The main factor that affects apps.plugin CPU usage is the number of active processes. For instance, if I start 20k processes (sleep) I get 60% single core.

@Daniel the apps.plugin CPU usage you get is expected with the workload (num of processes, new processes creation rate, etc.). Increasing apps update every is a correct decision.

We will think about apps.plugin possible optimizations.

On another one of my systems, apps.plugin only takes 0.7% CPU and Netdata itself only takes 1%.

Compare both systems workload/number of collected metrics/charts/alarms.

Most of the time apps.plugin parses these files:

Name:   systemd
Umask:  0000
State:  S (sleeping)
Tgid:   1
Ngid:   0
Pid:    1
PPid:   0
TracerPid:      0
Uid:    0       0       0       0
Gid:    0       0       0       0
FDSize: 128
NStgid: 1
NSpid:  1
NSpgid: 1
NSsid:  1
VmPeak:   231872 kB
VmSize:   166476 kB
VmLck:         0 kB
VmPin:         0 kB
VmHWM:     11284 kB
VmRSS:     11284 kB
RssAnon:            3292 kB
RssFile:            7992 kB
RssShmem:              0 kB
VmData:    19532 kB
VmStk:      1036 kB
VmExe:       816 kB
VmLib:      8548 kB
VmPTE:        92 kB
VmSwap:        0 kB
HugetlbPages:          0 kB
CoreDumping:    0
THP_enabled:    1
Threads:        1
SigQ:   0/63964
SigPnd: 0000000000000000
ShdPnd: 0000000000000000
SigBlk: 7be3c0fe28014a03
SigIgn: 0000000000001000
SigCgt: 00000001800004ec
CapInh: 0000000000000000
CapPrm: 000001ffffffffff
CapEff: 000001ffffffffff
CapBnd: 000001ffffffffff
CapAmb: 0000000000000000
NoNewPrivs:     0
Seccomp:        0
Seccomp_filters:        0
Speculation_Store_Bypass:       thread vulnerable
SpeculationIndirectBranch:      conditional enabled
Cpus_allowed:   ff
Cpus_allowed_list:      0-7
Mems_allowed:   00000001
Mems_allowed_list:      0
voluntary_ctxt_switches:        131607
nonvoluntary_ctxt_switches:     958


1 (systemd) S 0 1 1 0 -1 4194560 29436 69844781 149 11133 525 326 419586 98402 20 0 1 0 7 170471424 2821 18446744073709551615 1 1 0 0 0 0 671173123 4096 1260 0 0 0 17 4 0 0 6 0 0 0 0 0 0 0 0 0 0

Interesting!

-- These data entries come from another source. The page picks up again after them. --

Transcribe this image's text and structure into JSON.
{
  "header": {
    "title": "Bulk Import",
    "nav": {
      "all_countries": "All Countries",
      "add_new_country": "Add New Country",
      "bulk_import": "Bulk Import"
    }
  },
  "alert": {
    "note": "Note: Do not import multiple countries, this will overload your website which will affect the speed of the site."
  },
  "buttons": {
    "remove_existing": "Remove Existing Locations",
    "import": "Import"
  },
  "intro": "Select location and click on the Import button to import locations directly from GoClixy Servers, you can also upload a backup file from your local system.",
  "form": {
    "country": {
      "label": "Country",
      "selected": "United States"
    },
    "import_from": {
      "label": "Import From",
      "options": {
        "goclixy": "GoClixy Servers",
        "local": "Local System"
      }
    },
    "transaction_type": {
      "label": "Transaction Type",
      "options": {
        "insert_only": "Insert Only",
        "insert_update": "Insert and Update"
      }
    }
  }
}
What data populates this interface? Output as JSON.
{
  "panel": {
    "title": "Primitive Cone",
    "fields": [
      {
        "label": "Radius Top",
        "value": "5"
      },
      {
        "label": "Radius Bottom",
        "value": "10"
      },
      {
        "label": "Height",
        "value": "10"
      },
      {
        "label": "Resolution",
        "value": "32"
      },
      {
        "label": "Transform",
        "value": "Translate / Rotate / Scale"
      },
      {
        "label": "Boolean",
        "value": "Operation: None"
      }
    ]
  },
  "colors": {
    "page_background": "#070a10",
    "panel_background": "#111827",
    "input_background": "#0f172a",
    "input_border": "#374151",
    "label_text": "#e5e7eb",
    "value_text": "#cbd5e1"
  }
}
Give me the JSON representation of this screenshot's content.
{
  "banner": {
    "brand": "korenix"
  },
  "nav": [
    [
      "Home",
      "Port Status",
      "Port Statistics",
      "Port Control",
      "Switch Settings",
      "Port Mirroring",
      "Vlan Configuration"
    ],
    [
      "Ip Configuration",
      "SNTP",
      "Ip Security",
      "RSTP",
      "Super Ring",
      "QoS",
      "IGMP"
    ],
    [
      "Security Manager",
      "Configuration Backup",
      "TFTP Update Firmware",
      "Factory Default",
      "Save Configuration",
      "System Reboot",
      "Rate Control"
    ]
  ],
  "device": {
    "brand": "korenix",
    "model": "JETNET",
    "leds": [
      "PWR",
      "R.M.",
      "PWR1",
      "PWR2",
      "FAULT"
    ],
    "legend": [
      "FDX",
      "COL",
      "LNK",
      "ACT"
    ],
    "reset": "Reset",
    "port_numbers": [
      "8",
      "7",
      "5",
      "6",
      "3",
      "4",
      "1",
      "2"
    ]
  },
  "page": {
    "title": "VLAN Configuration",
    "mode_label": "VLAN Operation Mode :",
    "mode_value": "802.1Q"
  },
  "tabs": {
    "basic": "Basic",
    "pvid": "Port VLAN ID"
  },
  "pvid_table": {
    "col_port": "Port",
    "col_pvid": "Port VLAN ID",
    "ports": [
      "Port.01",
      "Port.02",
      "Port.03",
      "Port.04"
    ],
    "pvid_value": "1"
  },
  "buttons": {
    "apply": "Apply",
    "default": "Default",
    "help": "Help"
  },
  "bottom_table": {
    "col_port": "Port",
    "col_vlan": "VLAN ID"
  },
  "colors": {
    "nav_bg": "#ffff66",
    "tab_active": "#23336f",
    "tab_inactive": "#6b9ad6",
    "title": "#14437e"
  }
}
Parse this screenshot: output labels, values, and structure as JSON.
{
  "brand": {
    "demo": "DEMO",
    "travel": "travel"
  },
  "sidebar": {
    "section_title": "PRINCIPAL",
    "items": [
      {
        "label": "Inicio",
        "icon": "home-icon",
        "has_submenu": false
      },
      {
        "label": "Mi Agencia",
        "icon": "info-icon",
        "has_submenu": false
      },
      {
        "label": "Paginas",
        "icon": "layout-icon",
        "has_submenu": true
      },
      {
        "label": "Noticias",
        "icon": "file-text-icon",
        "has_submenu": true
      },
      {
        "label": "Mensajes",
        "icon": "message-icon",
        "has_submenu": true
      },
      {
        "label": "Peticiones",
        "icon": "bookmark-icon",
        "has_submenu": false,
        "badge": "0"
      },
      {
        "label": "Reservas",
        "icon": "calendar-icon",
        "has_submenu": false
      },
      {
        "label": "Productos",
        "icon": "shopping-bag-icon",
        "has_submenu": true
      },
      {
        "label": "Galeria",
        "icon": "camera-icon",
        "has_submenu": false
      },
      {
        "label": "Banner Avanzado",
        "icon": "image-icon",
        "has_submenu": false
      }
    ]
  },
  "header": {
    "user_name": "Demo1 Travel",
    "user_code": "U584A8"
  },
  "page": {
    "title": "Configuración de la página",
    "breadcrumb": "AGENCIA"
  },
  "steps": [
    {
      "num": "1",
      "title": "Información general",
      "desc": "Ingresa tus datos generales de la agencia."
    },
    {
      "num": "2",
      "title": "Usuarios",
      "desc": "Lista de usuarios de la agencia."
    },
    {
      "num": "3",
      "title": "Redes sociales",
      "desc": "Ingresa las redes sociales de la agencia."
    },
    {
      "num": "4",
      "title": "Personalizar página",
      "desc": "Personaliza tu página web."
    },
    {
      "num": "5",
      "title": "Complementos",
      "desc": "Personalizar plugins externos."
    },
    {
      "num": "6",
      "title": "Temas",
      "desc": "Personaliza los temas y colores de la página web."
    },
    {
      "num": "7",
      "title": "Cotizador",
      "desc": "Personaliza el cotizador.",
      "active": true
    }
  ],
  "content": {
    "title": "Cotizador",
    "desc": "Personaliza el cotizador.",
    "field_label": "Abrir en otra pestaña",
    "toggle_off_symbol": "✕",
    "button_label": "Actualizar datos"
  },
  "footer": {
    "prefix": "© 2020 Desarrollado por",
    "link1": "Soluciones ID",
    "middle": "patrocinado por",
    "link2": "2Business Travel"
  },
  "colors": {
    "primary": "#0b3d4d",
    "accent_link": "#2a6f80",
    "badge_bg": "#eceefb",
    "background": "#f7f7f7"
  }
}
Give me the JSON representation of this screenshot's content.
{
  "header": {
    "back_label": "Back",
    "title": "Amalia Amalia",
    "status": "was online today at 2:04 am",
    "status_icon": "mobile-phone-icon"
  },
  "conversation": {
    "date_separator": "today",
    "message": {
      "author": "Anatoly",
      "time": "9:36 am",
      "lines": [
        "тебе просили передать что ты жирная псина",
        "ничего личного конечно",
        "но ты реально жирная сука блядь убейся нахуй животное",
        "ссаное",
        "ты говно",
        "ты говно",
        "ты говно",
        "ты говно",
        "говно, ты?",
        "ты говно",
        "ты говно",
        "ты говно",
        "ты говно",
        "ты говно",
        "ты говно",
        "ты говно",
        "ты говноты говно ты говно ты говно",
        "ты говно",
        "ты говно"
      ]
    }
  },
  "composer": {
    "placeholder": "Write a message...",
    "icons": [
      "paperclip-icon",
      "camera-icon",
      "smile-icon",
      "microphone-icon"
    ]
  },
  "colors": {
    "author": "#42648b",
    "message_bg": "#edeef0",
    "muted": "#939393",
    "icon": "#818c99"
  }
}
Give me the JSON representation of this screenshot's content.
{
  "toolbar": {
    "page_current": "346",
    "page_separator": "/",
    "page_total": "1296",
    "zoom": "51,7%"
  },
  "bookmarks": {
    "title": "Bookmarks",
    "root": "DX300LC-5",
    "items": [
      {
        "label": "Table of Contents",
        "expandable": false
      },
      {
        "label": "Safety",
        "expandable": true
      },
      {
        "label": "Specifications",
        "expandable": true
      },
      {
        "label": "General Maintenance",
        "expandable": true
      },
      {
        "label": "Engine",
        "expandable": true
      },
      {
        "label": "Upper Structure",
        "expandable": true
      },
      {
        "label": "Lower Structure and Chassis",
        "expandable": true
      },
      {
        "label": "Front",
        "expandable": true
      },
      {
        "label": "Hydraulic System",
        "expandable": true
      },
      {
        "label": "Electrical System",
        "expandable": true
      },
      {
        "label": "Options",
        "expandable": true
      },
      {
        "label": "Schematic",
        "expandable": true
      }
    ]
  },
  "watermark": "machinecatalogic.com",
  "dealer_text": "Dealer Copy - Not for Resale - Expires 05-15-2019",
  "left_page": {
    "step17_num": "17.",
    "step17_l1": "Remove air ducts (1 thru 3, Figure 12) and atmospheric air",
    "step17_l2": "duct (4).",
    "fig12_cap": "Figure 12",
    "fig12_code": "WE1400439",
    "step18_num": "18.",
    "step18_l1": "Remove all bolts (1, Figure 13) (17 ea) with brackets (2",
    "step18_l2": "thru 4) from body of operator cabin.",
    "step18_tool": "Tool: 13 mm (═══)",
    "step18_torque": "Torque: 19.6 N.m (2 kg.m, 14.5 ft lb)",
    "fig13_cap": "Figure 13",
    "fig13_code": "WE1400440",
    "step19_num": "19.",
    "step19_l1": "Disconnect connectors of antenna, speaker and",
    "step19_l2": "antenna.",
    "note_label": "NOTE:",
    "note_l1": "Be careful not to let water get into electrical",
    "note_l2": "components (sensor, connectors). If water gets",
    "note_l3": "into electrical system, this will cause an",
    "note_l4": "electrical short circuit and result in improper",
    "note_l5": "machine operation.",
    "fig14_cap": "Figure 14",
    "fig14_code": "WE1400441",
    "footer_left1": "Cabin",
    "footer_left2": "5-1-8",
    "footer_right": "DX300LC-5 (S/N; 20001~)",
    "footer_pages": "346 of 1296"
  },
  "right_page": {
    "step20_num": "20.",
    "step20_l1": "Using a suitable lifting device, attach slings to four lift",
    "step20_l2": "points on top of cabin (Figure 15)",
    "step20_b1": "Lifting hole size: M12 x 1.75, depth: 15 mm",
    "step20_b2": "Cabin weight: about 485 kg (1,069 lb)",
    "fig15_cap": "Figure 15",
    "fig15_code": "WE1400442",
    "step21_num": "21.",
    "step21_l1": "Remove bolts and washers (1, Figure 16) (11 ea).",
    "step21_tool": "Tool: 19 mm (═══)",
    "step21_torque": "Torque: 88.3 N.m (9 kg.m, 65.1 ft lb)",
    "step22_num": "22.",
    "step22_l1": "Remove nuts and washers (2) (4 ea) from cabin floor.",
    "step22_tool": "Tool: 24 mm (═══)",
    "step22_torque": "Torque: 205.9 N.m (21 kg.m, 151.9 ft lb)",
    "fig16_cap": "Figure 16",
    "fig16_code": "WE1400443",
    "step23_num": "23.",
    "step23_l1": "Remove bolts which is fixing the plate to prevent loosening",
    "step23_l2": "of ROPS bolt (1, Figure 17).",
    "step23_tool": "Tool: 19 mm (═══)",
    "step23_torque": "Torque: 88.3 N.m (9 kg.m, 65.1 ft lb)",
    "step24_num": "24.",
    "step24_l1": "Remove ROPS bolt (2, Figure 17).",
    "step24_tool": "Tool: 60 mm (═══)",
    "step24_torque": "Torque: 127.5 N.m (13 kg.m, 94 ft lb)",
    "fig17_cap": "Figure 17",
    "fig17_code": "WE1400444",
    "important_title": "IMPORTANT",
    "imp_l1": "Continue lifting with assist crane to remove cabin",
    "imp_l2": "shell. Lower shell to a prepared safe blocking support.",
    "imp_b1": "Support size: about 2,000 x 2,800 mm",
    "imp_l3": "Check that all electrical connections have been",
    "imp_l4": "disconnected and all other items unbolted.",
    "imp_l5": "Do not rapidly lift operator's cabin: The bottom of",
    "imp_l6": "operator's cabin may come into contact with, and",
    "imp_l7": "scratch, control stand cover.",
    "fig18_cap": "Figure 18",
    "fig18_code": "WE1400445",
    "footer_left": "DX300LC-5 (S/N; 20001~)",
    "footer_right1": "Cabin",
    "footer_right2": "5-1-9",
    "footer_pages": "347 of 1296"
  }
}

Thanks for looking into it :slight_smile:

Interestingly, htop only says there’s 375 “tasks” (which I assume means processes):

whereas top says 468 :thinking:

ps aux | wc -l agrees with top, so I’m not sure why htop's count is lower.

In any case, the count seems way lower than 1500?

We get the total number of processes from /proc/loadavg

[ilyam@pc ~]$ cat /proc/loadavg
0.17 0.31 0.19 1/404 4320

The first three columns measure CPU and IO utilization of the last one, five, and 15 minute periods. The fourth column shows the number of currently running processes and the total number of processes. The last column displays the last process ID used. (source)

The chart is System Overview->processes->system.active_processes.

I googled a bit and it seems the value (loadavg 4th column) is processes + kernel threads + user threads.

@Daniel to show them in htop:

  • H: hide/show user process threads.
  • h: hide/show kernel process threads.

And I see top shows processes + kernel threads as Tasks (doesn’t count user threads).


Ok, it seems the source of my confusion was my poor understand of threads vs processes on Linux. Here is a very good topic that sheds light on the subject. (no difference between a thread and a process on Linux)

what is that shading magic! my mind is blown!

Wow, I didn’t know about this! Thanks for the link.

I usually turn off display of threads (both kernel threads and user threads) in htop because it bloats the display a bit, as some apps have a lot of threads. Good to know.

@Daniel, could you profile the apps plugin in your environment?

If you don’t mind doing that, please

  1. Run sudo valgrind --tool=callgrind ./apps.plugin > /dev/null in a folder where you’ve built Netdata.
  2. Wait for a while.
  3. Open callgrind.out.<PID> using KCachegrind or QCacheGrind for Windows
  4. Share the resulting map with us :slight_smile: .